• What the exercise asks:
Copy, from the material below, each line that contains the word "score".

(Input begins)

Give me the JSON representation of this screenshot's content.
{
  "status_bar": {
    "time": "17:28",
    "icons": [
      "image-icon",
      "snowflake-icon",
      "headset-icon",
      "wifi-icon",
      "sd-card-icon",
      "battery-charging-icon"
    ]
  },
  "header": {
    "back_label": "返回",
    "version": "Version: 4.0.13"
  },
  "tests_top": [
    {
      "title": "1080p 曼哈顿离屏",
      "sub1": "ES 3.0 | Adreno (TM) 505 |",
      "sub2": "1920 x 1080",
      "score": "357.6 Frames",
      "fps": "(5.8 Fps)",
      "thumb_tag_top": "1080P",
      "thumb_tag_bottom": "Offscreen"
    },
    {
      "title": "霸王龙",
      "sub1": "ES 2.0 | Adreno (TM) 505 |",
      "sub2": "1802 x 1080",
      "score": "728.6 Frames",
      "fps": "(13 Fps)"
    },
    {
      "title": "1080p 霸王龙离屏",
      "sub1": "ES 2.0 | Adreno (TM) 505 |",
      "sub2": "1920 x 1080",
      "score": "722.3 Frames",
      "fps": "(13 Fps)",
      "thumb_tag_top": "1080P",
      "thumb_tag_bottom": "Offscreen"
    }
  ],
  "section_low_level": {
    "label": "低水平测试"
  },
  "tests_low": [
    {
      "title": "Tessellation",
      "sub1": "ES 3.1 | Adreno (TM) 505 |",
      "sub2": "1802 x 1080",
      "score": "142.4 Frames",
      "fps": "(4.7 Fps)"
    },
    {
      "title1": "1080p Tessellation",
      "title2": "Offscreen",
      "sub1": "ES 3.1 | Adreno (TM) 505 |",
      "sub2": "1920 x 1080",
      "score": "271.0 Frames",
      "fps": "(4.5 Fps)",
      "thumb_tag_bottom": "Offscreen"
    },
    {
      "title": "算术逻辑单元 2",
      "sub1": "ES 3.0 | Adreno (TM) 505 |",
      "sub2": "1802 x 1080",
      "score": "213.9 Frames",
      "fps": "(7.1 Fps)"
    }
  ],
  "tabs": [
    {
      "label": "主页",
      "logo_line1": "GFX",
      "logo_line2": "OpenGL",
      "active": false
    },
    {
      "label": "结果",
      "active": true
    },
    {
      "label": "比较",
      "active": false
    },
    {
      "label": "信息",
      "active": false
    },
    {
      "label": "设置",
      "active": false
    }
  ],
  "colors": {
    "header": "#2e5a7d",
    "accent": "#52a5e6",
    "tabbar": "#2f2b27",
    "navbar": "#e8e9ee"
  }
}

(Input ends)

• Worked solution:
      "score": "357.6 Frames",
      "score": "728.6 Frames",
      "score": "722.3 Frames",
      "score": "142.4 Frames",
      "score": "271.0 Frames",
      "score": "213.9 Frames",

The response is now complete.